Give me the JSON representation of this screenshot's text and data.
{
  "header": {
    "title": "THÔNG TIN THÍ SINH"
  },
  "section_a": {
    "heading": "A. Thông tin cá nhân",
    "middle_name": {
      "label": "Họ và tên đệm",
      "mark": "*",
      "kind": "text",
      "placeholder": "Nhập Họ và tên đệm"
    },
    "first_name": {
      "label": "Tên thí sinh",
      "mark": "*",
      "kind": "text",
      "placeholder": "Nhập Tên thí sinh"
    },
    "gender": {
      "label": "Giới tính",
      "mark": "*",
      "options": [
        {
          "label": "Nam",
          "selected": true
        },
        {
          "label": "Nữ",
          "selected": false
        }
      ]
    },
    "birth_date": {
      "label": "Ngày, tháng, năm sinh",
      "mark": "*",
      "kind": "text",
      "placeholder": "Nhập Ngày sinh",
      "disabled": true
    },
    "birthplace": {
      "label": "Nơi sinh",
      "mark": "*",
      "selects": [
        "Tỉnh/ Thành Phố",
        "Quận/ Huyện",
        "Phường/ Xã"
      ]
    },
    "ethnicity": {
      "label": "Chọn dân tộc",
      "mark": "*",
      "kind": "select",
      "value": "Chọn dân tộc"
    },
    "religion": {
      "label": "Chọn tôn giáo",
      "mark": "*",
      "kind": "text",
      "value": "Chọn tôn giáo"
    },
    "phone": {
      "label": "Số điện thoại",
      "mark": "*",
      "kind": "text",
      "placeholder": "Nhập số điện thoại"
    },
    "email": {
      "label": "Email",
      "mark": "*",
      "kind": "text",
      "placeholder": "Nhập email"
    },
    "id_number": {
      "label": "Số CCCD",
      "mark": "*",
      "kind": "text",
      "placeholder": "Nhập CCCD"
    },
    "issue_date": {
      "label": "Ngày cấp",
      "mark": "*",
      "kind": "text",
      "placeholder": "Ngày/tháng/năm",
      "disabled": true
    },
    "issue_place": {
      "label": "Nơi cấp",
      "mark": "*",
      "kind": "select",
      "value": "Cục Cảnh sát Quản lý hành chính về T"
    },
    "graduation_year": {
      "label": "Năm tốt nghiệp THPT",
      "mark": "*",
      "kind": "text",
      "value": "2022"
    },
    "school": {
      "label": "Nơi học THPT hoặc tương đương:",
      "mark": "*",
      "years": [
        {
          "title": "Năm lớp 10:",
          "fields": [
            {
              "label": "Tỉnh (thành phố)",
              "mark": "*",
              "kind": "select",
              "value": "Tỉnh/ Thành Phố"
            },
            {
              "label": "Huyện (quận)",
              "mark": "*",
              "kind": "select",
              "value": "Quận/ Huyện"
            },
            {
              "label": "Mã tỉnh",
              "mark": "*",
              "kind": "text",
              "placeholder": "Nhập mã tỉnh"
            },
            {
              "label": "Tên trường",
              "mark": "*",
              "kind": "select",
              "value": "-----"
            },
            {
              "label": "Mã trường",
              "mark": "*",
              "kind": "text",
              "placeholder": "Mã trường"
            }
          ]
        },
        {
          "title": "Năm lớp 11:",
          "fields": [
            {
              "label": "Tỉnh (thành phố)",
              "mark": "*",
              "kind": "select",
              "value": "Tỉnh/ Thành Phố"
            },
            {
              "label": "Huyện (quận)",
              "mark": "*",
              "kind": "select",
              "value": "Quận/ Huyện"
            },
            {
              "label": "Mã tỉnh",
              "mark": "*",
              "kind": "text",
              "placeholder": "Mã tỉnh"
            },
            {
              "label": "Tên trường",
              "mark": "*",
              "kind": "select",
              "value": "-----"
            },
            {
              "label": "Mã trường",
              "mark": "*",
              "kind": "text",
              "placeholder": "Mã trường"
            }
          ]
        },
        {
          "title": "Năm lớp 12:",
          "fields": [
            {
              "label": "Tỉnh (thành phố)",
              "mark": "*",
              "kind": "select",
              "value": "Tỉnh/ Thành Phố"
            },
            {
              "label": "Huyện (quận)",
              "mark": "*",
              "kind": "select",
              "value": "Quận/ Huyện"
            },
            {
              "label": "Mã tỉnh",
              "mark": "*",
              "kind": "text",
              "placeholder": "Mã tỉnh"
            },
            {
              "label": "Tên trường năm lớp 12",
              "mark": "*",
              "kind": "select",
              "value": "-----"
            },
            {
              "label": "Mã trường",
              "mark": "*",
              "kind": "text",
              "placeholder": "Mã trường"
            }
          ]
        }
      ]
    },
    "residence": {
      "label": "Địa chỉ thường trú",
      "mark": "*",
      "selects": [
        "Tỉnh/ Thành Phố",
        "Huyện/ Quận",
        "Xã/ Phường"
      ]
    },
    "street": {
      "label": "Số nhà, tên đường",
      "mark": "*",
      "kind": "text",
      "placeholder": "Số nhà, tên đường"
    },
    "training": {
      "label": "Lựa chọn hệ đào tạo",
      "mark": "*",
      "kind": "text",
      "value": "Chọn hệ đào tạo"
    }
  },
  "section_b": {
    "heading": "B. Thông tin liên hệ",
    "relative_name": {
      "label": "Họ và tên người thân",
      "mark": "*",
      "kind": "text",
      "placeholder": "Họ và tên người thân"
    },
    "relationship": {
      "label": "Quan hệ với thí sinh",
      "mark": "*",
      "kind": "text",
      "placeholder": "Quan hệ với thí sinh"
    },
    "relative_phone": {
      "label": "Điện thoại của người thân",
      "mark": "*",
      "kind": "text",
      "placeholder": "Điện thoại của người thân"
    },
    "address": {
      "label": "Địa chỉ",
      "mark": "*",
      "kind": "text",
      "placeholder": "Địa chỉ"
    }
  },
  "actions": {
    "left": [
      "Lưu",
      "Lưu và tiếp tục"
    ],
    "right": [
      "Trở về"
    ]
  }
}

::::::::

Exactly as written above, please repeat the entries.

## Result
Give me the JSON representation of this screenshot's text and data.
{
  "header": {
    "title": "THÔNG TIN THÍ SINH"
  },
  "section_a": {
    "heading": "A. Thông tin cá nhân",
    "middle_name": {
      "label": "Họ và tên đệm",
      "mark": "*",
      "kind": "text",
      "placeholder": "Nhập Họ và tên đệm"
    },
    "first_name": {
      "label": "Tên thí sinh",
      "mark": "*",
      "kind": "text",
      "placeholder": "Nhập Tên thí sinh"
    },
    "gender": {
      "label": "Giới tính",
      "mark": "*",
      "options": [
        {
          "label": "Nam",
          "selected": true
        },
        {
          "label": "Nữ",
          "selected": false
        }
      ]
    },
    "birth_date": {
      "label": "Ngày, tháng, năm sinh",
      "mark": "*",
      "kind": "text",
      "placeholder": "Nhập Ngày sinh",
      "disabled": true
    },
    "birthplace": {
      "label": "Nơi sinh",
      "mark": "*",
      "selects": [
        "Tỉnh/ Thành Phố",
        "Quận/ Huyện",
        "Phường/ Xã"
      ]
    },
    "ethnicity": {
      "label": "Chọn dân tộc",
      "mark": "*",
      "kind": "select",
      "value": "Chọn dân tộc"
    },
    "religion": {
      "label": "Chọn tôn giáo",
      "mark": "*",
      "kind": "text",
      "value": "Chọn tôn giáo"
    },
    "phone": {
      "label": "Số điện thoại",
      "mark": "*",
      "kind": "text",
      "placeholder": "Nhập số điện thoại"
    },
    "email": {
      "label": "Email",
      "mark": "*",
      "kind": "text",
      "placeholder": "Nhập email"
    },
    "id_number": {
      "label": "Số CCCD",
      "mark": "*",
      "kind": "text",
      "placeholder": "Nhập CCCD"
    },
    "issue_date": {
      "label": "Ngày cấp",
      "mark": "*",
      "kind": "text",
      "placeholder": "Ngày/tháng/năm",
      "disabled": true
    },
    "issue_place": {
      "label": "Nơi cấp",
      "mark": "*",
      "kind": "select",
      "value": "Cục Cảnh sát Quản lý hành chính về T"
    },
    "graduation_year": {
      "label": "Năm tốt nghiệp THPT",
      "mark": "*",
      "kind": "text",
      "value": "2022"
    },
    "school": {
      "label": "Nơi học THPT hoặc tương đương:",
      "mark": "*",
      "years": [
        {
          "title": "Năm lớp 10:",
          "fields": [
            {
              "label": "Tỉnh (thành phố)",
              "mark": "*",
              "kind": "select",
              "value": "Tỉnh/ Thành Phố"
            },
            {
              "label": "Huyện (quận)",
              "mark": "*",
              "kind": "select",
              "value": "Quận/ Huyện"
            },
            {
              "label": "Mã tỉnh",
              "mark": "*",
              "kind": "text",
              "placeholder": "Nhập mã tỉnh"
            },
            {
              "label": "Tên trường",
              "mark": "*",
              "kind": "select",
              "value": "-----"
            },
            {
              "label": "Mã trường",
              "mark": "*",
              "kind": "text",
              "placeholder": "Mã trường"
            }
          ]
        },
        {
          "title": "Năm lớp 11:",
          "fields": [
            {
              "label": "Tỉnh (thành phố)",
              "mark": "*",
              "kind": "select",
              "value": "Tỉnh/ Thành Phố"
            },
            {
              "label": "Huyện (quận)",
              "mark": "*",
              "kind": "select",
              "value": "Quận/ Huyện"
            },
            {
              "label": "Mã tỉnh",
              "mark": "*",
              "kind": "text",
              "placeholder": "Mã tỉnh"
            },
            {
              "label": "Tên trường",
              "mark": "*",
              "kind": "select",
              "value": "-----"
            },
            {
              "label": "Mã trường",
              "mark": "*",
              "kind": "text",
              "placeholder": "Mã trường"
            }
          ]
        },
        {
          "title": "Năm lớp 12:",
          "fields": [
            {
              "label": "Tỉnh (thành phố)",
              "mark": "*",
              "kind": "select",
              "value": "Tỉnh/ Thành Phố"
            },
            {
              "label": "Huyện (quận)",
              "mark": "*",
              "kind": "select",
              "value": "Quận/ Huyện"
            },
            {
              "label": "Mã tỉnh",
              "mark": "*",
              "kind": "text",
              "placeholder": "Mã tỉnh"
            },
            {
              "label": "Tên trường năm lớp 12",
              "mark": "*",
              "kind": "select",
              "value": "-----"
            },
            {
              "label": "Mã trường",
              "mark": "*",
              "kind": "text",
              "placeholder": "Mã trường"
            }
          ]
        }
      ]
    },
    "residence": {
      "label": "Địa chỉ thường trú",
      "mark": "*",
      "selects": [
        "Tỉnh/ Thành Phố",
        "Huyện/ Quận",
        "Xã/ Phường"
      ]
    },
    "street": {
      "label": "Số nhà, tên đường",
      "mark": "*",
      "kind": "text",
      "placeholder": "Số nhà, tên đường"
    },
    "training": {
      "label": "Lựa chọn hệ đào tạo",
      "mark": "*",
      "kind": "text",
      "value": "Chọn hệ đào tạo"
    }
  },
  "section_b": {
    "heading": "B. Thông tin liên hệ",
    "relative_name": {
      "label": "Họ và tên người thân",
      "mark": "*",
      "kind": "text",
      "placeholder": "Họ và tên người thân"
    },
    "relationship": {
      "label": "Quan hệ với thí sinh",
      "mark": "*",
      "kind": "text",
      "placeholder": "Quan hệ với thí sinh"
    },
    "relative_phone": {
      "label": "Điện thoại của người thân",
      "mark": "*",
      "kind": "text",
      "placeholder": "Điện thoại của người thân"
    },
    "address": {
      "label": "Địa chỉ",
      "mark": "*",
      "kind": "text",
      "placeholder": "Địa chỉ"
    }
  },
  "actions": {
    "left": [
      "Lưu",
      "Lưu và tiếp tục"
    ],
    "right": [
      "Trở về"
    ]
  }
}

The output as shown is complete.